1. Economies of scale

These economies deter entry by forcing the aspirant either to come in on a large scale or to accept a cost disadvantage. Scale economies in production, research, marketing, and service are probably the key barriers to entry in the mainframe computer industry, as Xerox and GE sadly discovered. Economies of scale can also act as hurdles in distribution, utilization of the sales force, financing, and nearly any other part of a business.

2. Product differentiation

Brand identification creates a barrier by forcing entrants to spend heavily to overcome customer loyalty. Advertising, customer service, being first in the industry, and product differences are among the factors fostering brand identification. It is perhaps the most important entry barrier in soft drinks, over-the-counter drugs, cosmetics, investment banking, and public accounting. To create high fences around their businesses, brewers couple brand identification with economies of scale in production, distribution, and marketing.

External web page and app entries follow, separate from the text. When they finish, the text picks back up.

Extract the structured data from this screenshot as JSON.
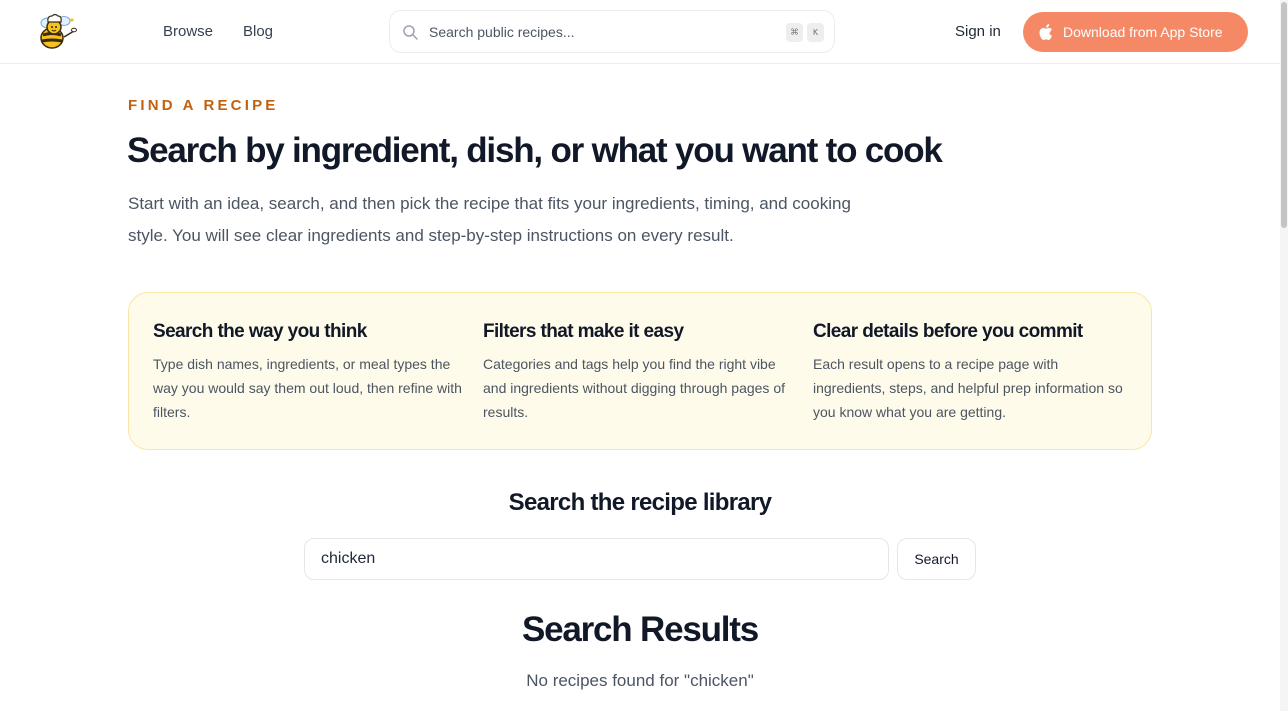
{
  "header": {
    "logo_icon": "bee-chef-logo",
    "nav": [
      {
        "label": "Browse"
      },
      {
        "label": "Blog"
      }
    ],
    "search": {
      "placeholder": "Search public recipes...",
      "icon": "search-icon",
      "shortcut_keys": [
        "⌘",
        "K"
      ]
    },
    "sign_in_label": "Sign in",
    "download": {
      "label": "Download from App Store",
      "icon": "apple-icon",
      "color": "#f58966"
    }
  },
  "hero": {
    "eyebrow": "FIND A RECIPE",
    "title": "Search by ingredient, dish, or what you want to cook",
    "subtitle": "Start with an idea, search, and then pick the recipe that fits your ingredients, timing, and cooking style. You will see clear ingredients and step-by-step instructions on every result.",
    "eyebrow_color": "#c2610e"
  },
  "features": [
    {
      "title": "Search the way you think",
      "text": "Type dish names, ingredients, or meal types the way you would say them out loud, then refine with filters."
    },
    {
      "title": "Filters that make it easy",
      "text": "Categories and tags help you find the right vibe and ingredients without digging through pages of results."
    },
    {
      "title": "Clear details before you commit",
      "text": "Each result opens to a recipe page with ingredients, steps, and helpful prep information so you know what you are getting."
    }
  ],
  "library": {
    "title": "Search the recipe library",
    "query": "chicken",
    "button_label": "Search"
  },
  "results": {
    "title": "Search Results",
    "empty_message": "No recipes found for \"chicken\""
  }
}
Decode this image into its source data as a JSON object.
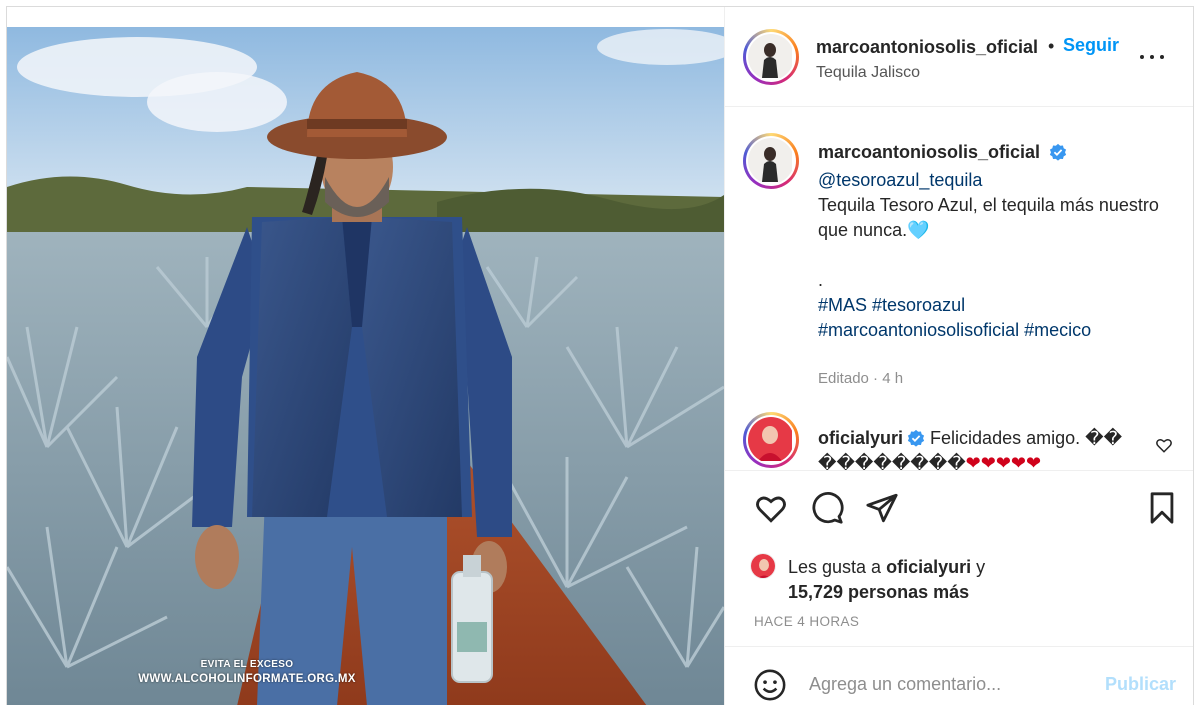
{
  "post": {
    "username": "marcoantoniosolis_oficial",
    "separator": "•",
    "follow_label": "Seguir",
    "location": "Tequila Jalisco",
    "more_icon": "more-options-icon"
  },
  "media": {
    "watermark_line1": "EVITA EL EXCESO",
    "watermark_line2": "WWW.ALCOHOLINFORMATE.ORG.MX"
  },
  "caption": {
    "username": "marcoantoniosolis_oficial",
    "verified_icon": "verified-badge-icon",
    "mention": "@tesoroazul_tequila",
    "text": "Tequila Tesoro Azul, el tequila más nuestro que nunca.",
    "emoji": "🩵",
    "dot": ".",
    "hashtags_line1": "#MAS #tesoroazul",
    "hashtags_line2": "#marcoantoniosolisoficial #mecico",
    "meta": "Editado · 4 h"
  },
  "comment": {
    "username": "oficialyuri",
    "text_line1": "Felicidades amigo. ��",
    "text_line2_boxes": "��������",
    "hearts": "❤❤❤❤❤"
  },
  "actions": {
    "icons": [
      "heart-icon",
      "comment-icon",
      "share-icon",
      "bookmark-icon"
    ]
  },
  "likes": {
    "prefix": "Les gusta a",
    "user": "oficialyuri",
    "conj": "y",
    "count": "15,729 personas más"
  },
  "time_label": "HACE 4 HORAS",
  "add_comment": {
    "placeholder": "Agrega un comentario...",
    "publish_label": "Publicar"
  },
  "colors": {
    "accent": "#0095f6",
    "link": "#00376b",
    "muted": "#8e8e8e",
    "publish_disabled": "#b2dffc",
    "heart": "#d0021b",
    "teal_heart": "#2ec4c6"
  }
}
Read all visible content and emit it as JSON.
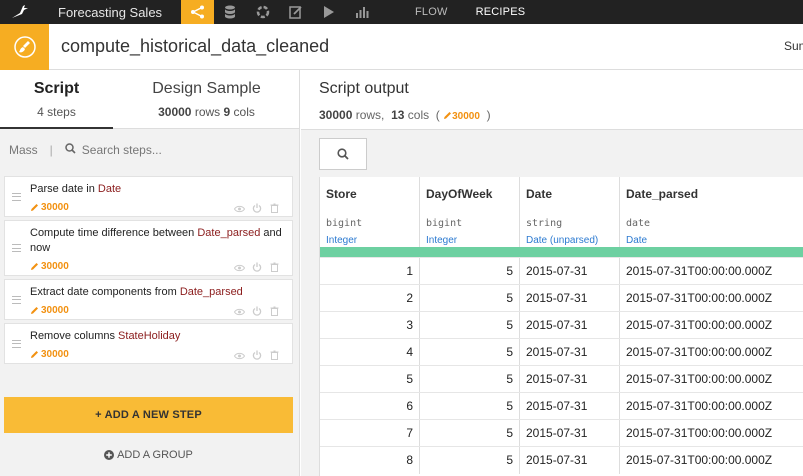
{
  "nav": {
    "project": "Forecasting Sales",
    "links": [
      "FLOW",
      "RECIPES"
    ]
  },
  "header": {
    "title": "compute_historical_data_cleaned",
    "right_text": "Sum"
  },
  "left": {
    "tabs": {
      "script": {
        "label": "Script",
        "sub_count": "4",
        "sub_label": "steps"
      },
      "design": {
        "label": "Design Sample",
        "rows": "30000",
        "rows_label": "rows",
        "cols": "9",
        "cols_label": "cols"
      }
    },
    "search": {
      "mass": "Mass",
      "placeholder": "Search steps..."
    },
    "steps": [
      {
        "text": "Parse date",
        "connector": "in",
        "column": "Date",
        "tail": "",
        "count": "30000"
      },
      {
        "text": "Compute time difference",
        "connector": "between",
        "column": "Date_parsed",
        "tail": "and now",
        "count": "30000"
      },
      {
        "text": "Extract date components",
        "connector": "from",
        "column": "Date_parsed",
        "tail": "",
        "count": "30000"
      },
      {
        "text": "Remove columns",
        "connector": "",
        "column": "StateHoliday",
        "tail": "",
        "count": "30000"
      }
    ],
    "add_step": "+ ADD A NEW STEP",
    "add_group": "ADD A GROUP"
  },
  "right": {
    "title": "Script output",
    "rows": "30000",
    "rows_label": "rows,",
    "cols": "13",
    "cols_label": "cols",
    "paren_open": "(",
    "badge": "30000",
    "paren_close": ")"
  },
  "table": {
    "columns": [
      {
        "name": "Store",
        "type": "bigint",
        "meaning": "Integer"
      },
      {
        "name": "DayOfWeek",
        "type": "bigint",
        "meaning": "Integer"
      },
      {
        "name": "Date",
        "type": "string",
        "meaning": "Date (unparsed)"
      },
      {
        "name": "Date_parsed",
        "type": "date",
        "meaning": "Date"
      }
    ],
    "rows": [
      [
        "1",
        "5",
        "2015-07-31",
        "2015-07-31T00:00:00.000Z"
      ],
      [
        "2",
        "5",
        "2015-07-31",
        "2015-07-31T00:00:00.000Z"
      ],
      [
        "3",
        "5",
        "2015-07-31",
        "2015-07-31T00:00:00.000Z"
      ],
      [
        "4",
        "5",
        "2015-07-31",
        "2015-07-31T00:00:00.000Z"
      ],
      [
        "5",
        "5",
        "2015-07-31",
        "2015-07-31T00:00:00.000Z"
      ],
      [
        "6",
        "5",
        "2015-07-31",
        "2015-07-31T00:00:00.000Z"
      ],
      [
        "7",
        "5",
        "2015-07-31",
        "2015-07-31T00:00:00.000Z"
      ],
      [
        "8",
        "5",
        "2015-07-31",
        "2015-07-31T00:00:00.000Z"
      ]
    ]
  },
  "colors": {
    "accent": "#f6ad22",
    "add_step": "#f9bb36",
    "meaning_band": "#6dd0a1",
    "meaning_text": "#2d7bd1",
    "column_ref": "#8b1c1c",
    "count": "#f29111"
  }
}
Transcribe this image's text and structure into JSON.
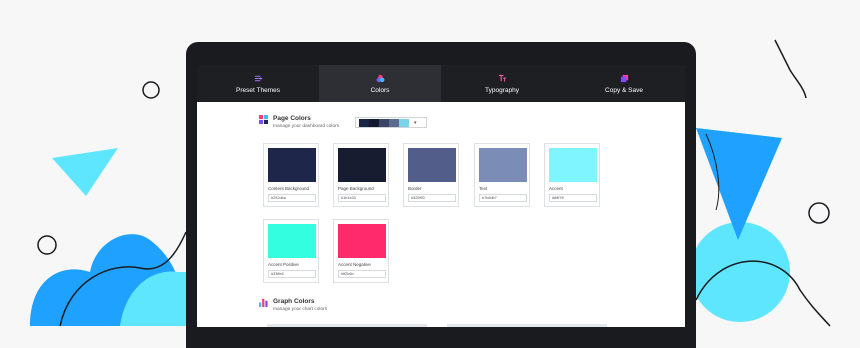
{
  "nav": {
    "tabs": [
      {
        "label": "Preset Themes",
        "icon": "list-arrow-icon",
        "color": "#b07cff"
      },
      {
        "label": "Colors",
        "icon": "color-circles-icon",
        "color": "#ff3b7a"
      },
      {
        "label": "Typography",
        "icon": "type-icon",
        "color": "#ff5ba8"
      },
      {
        "label": "Copy & Save",
        "icon": "copy-icon",
        "color": "#a44cff"
      }
    ],
    "active_tab": "Colors"
  },
  "page_colors": {
    "title": "Page Colors",
    "subtitle": "manage your dashboard colors",
    "palette_swatches": [
      "#1b2444",
      "#131a2e",
      "#3a4566",
      "#5a6b8f",
      "#7bd4e6"
    ],
    "cards": [
      {
        "label": "Content Background",
        "hex": "#252d4a",
        "color": "#1e2749"
      },
      {
        "label": "Page Background",
        "hex": "#1b1e33",
        "color": "#171c30"
      },
      {
        "label": "Border",
        "hex": "#525f90",
        "color": "#525d8a"
      },
      {
        "label": "Text",
        "hex": "#7b8db7",
        "color": "#7b8db7"
      },
      {
        "label": "Accent",
        "hex": "#88f7ff",
        "color": "#7ff5ff"
      },
      {
        "label": "Accent Positive",
        "hex": "#33ffe6",
        "color": "#33ffe0"
      },
      {
        "label": "Accent Negative",
        "hex": "#ff2b6b",
        "color": "#ff2a6b"
      }
    ]
  },
  "graph_colors": {
    "title": "Graph Colors",
    "subtitle": "manage your chart colors"
  },
  "colors": {
    "background": "#f7f7f8",
    "laptop": "#1a1b1f",
    "nav": "#1e1f23",
    "deco_blue": "#1fa2ff",
    "deco_cyan": "#5fe6ff"
  }
}
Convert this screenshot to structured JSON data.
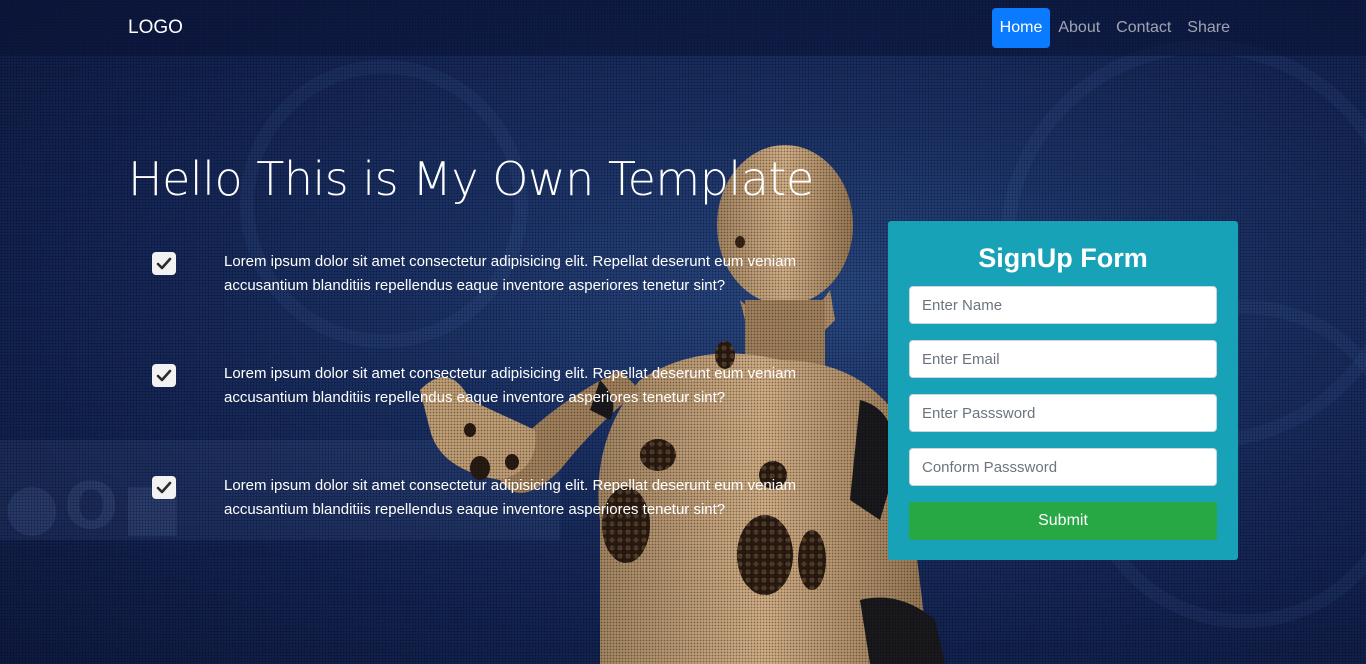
{
  "navbar": {
    "logo": "LOGO",
    "links": [
      {
        "label": "Home",
        "active": true
      },
      {
        "label": "About",
        "active": false
      },
      {
        "label": "Contact",
        "active": false
      },
      {
        "label": "Share",
        "active": false
      }
    ]
  },
  "hero": {
    "title": "Hello This is My Own Template",
    "features": [
      {
        "text": "Lorem ipsum dolor sit amet consectetur adipisicing elit. Repellat deserunt eum veniam accusantium blanditiis repellendus eaque inventore asperiores tenetur sint?"
      },
      {
        "text": "Lorem ipsum dolor sit amet consectetur adipisicing elit. Repellat deserunt eum veniam accusantium blanditiis repellendus eaque inventore asperiores tenetur sint?"
      },
      {
        "text": "Lorem ipsum dolor sit amet consectetur adipisicing elit. Repellat deserunt eum veniam accusantium blanditiis repellendus eaque inventore asperiores tenetur sint?"
      }
    ]
  },
  "signup": {
    "title": "SignUp Form",
    "name_placeholder": "Enter Name",
    "email_placeholder": "Enter Email",
    "password_placeholder": "Enter Passsword",
    "confirm_placeholder": "Conform Passsword",
    "submit_label": "Submit"
  },
  "colors": {
    "accent": "#0a7bff",
    "card": "#17a2b8",
    "submit": "#28a745",
    "background": "#1c3369"
  }
}
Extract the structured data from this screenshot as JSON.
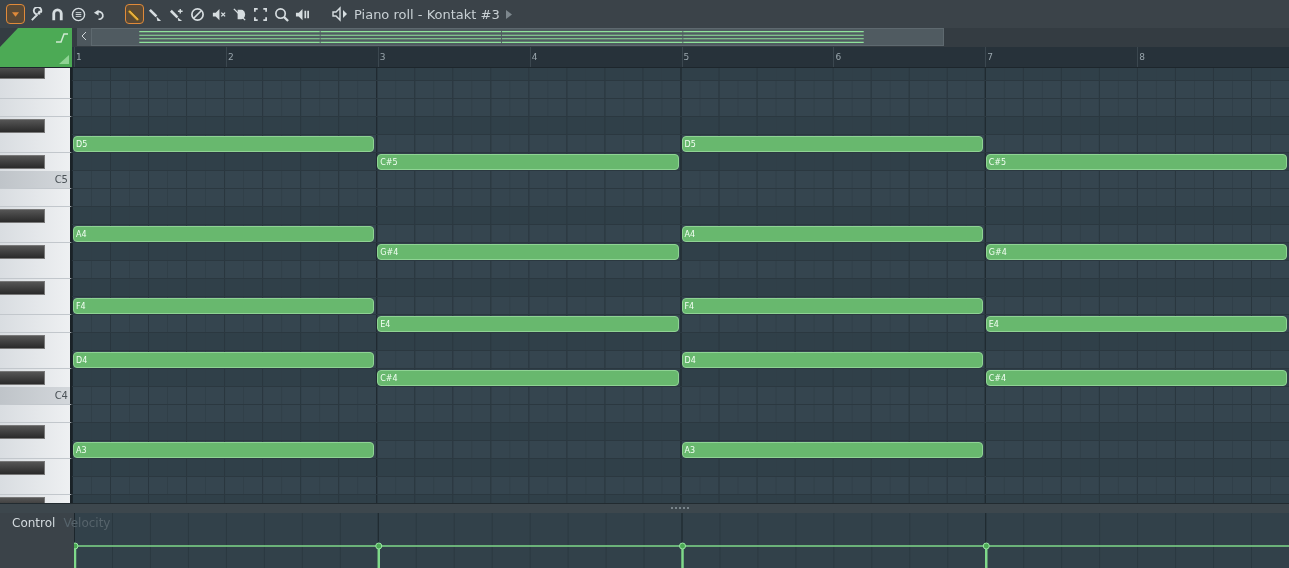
{
  "toolbar": {
    "tools": [
      {
        "kind": "menu",
        "selected": true
      },
      {
        "kind": "wrench",
        "selected": false
      },
      {
        "kind": "magnet",
        "selected": false
      },
      {
        "kind": "list",
        "selected": false
      },
      {
        "kind": "undo",
        "selected": false
      },
      {
        "kind": "pencil",
        "selected": true
      },
      {
        "kind": "brush",
        "selected": false
      },
      {
        "kind": "spray",
        "selected": false
      },
      {
        "kind": "delete",
        "selected": false
      },
      {
        "kind": "mute",
        "selected": false
      },
      {
        "kind": "slice",
        "selected": false
      },
      {
        "kind": "select",
        "selected": false
      },
      {
        "kind": "zoom",
        "selected": false
      },
      {
        "kind": "play",
        "selected": false
      }
    ],
    "title": "Piano roll - Kontakt #3"
  },
  "ruler": {
    "bars": [
      "1",
      "2",
      "3",
      "4",
      "5",
      "6",
      "7",
      "8"
    ]
  },
  "rows": [
    {
      "cells": [
        {
          "kind": "empty"
        },
        {
          "kind": "empty"
        },
        {
          "kind": "empty"
        },
        {
          "kind": "empty"
        }
      ]
    },
    {
      "cells": [
        {
          "kind": "empty"
        },
        {
          "kind": "empty"
        },
        {
          "kind": "empty"
        },
        {
          "kind": "empty"
        }
      ]
    },
    {
      "cells": [
        {
          "kind": "empty"
        },
        {
          "kind": "empty"
        },
        {
          "kind": "empty"
        },
        {
          "kind": "empty"
        }
      ]
    },
    {
      "cells": [
        {
          "kind": "empty"
        },
        {
          "kind": "empty"
        },
        {
          "kind": "empty"
        },
        {
          "kind": "empty"
        }
      ]
    },
    {
      "cells": [
        {
          "kind": "note",
          "label": "D5"
        },
        {
          "kind": "empty"
        },
        {
          "kind": "note",
          "label": "D5"
        },
        {
          "kind": "empty"
        }
      ]
    },
    {
      "cells": [
        {
          "kind": "empty"
        },
        {
          "kind": "note",
          "label": "C#5"
        },
        {
          "kind": "empty"
        },
        {
          "kind": "note",
          "label": "C#5"
        }
      ]
    },
    {
      "key_label": "C5",
      "cells": [
        {
          "kind": "empty"
        },
        {
          "kind": "empty"
        },
        {
          "kind": "empty"
        },
        {
          "kind": "empty"
        }
      ]
    },
    {
      "cells": [
        {
          "kind": "empty"
        },
        {
          "kind": "empty"
        },
        {
          "kind": "empty"
        },
        {
          "kind": "empty"
        }
      ]
    },
    {
      "cells": [
        {
          "kind": "empty"
        },
        {
          "kind": "empty"
        },
        {
          "kind": "empty"
        },
        {
          "kind": "empty"
        }
      ]
    },
    {
      "cells": [
        {
          "kind": "note",
          "label": "A4"
        },
        {
          "kind": "empty"
        },
        {
          "kind": "note",
          "label": "A4"
        },
        {
          "kind": "empty"
        }
      ]
    },
    {
      "cells": [
        {
          "kind": "empty"
        },
        {
          "kind": "note",
          "label": "G#4"
        },
        {
          "kind": "empty"
        },
        {
          "kind": "note",
          "label": "G#4"
        }
      ]
    },
    {
      "cells": [
        {
          "kind": "empty"
        },
        {
          "kind": "empty"
        },
        {
          "kind": "empty"
        },
        {
          "kind": "empty"
        }
      ]
    },
    {
      "cells": [
        {
          "kind": "empty"
        },
        {
          "kind": "empty"
        },
        {
          "kind": "empty"
        },
        {
          "kind": "empty"
        }
      ]
    },
    {
      "cells": [
        {
          "kind": "note",
          "label": "F4"
        },
        {
          "kind": "empty"
        },
        {
          "kind": "note",
          "label": "F4"
        },
        {
          "kind": "empty"
        }
      ]
    },
    {
      "cells": [
        {
          "kind": "empty"
        },
        {
          "kind": "note",
          "label": "E4"
        },
        {
          "kind": "empty"
        },
        {
          "kind": "note",
          "label": "E4"
        }
      ]
    },
    {
      "cells": [
        {
          "kind": "empty"
        },
        {
          "kind": "empty"
        },
        {
          "kind": "empty"
        },
        {
          "kind": "empty"
        }
      ]
    },
    {
      "cells": [
        {
          "kind": "note",
          "label": "D4"
        },
        {
          "kind": "empty"
        },
        {
          "kind": "note",
          "label": "D4"
        },
        {
          "kind": "empty"
        }
      ]
    },
    {
      "cells": [
        {
          "kind": "empty"
        },
        {
          "kind": "note",
          "label": "C#4"
        },
        {
          "kind": "empty"
        },
        {
          "kind": "note",
          "label": "C#4"
        }
      ]
    },
    {
      "key_label": "C4",
      "cells": [
        {
          "kind": "empty"
        },
        {
          "kind": "empty"
        },
        {
          "kind": "empty"
        },
        {
          "kind": "empty"
        }
      ]
    },
    {
      "cells": [
        {
          "kind": "empty"
        },
        {
          "kind": "empty"
        },
        {
          "kind": "empty"
        },
        {
          "kind": "empty"
        }
      ]
    },
    {
      "cells": [
        {
          "kind": "empty"
        },
        {
          "kind": "empty"
        },
        {
          "kind": "empty"
        },
        {
          "kind": "empty"
        }
      ]
    },
    {
      "cells": [
        {
          "kind": "note",
          "label": "A3"
        },
        {
          "kind": "empty"
        },
        {
          "kind": "note",
          "label": "A3"
        },
        {
          "kind": "empty"
        }
      ]
    },
    {
      "cells": [
        {
          "kind": "empty"
        },
        {
          "kind": "empty"
        },
        {
          "kind": "empty"
        },
        {
          "kind": "empty"
        }
      ]
    },
    {
      "cells": [
        {
          "kind": "empty"
        },
        {
          "kind": "empty"
        },
        {
          "kind": "empty"
        },
        {
          "kind": "empty"
        }
      ]
    },
    {
      "cells": [
        {
          "kind": "empty"
        },
        {
          "kind": "empty"
        },
        {
          "kind": "empty"
        },
        {
          "kind": "empty"
        }
      ]
    }
  ],
  "control": {
    "label": "Control",
    "target": "Velocity"
  }
}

3. Capital requirements

The need to invest large financial resources in order to compete creates a barrier to entry, particularly if the capital is required for unrecoverable expenditures in up-front advertising or R&D. Capital is necessary not only for fixed facilities but also for customer credit, inventories, and absorbing start-up losses. While major corporations have the financial resources to invade almost any industry, the huge capital requirements in certain fields, such as computer manufacturing and mineral extraction, limit the pool of likely entrants.

4. Cost disadvantages independent of size

Entrenched companies may have cost advantages not available to potential rivals, no matter what their size and attainable economies of scale. These advantages can stem from the effects of the learning curve (and of its first cousin, the experience curve), proprietary technology, access to the best raw materials sources, assets purchased at preinflation prices, government subsidies, or favorable locations. Sometimes cost advantages are legally enforceable, as they are through patents. (For an analysis of the much-discussed experience curve as a barrier to entry, see the insert.)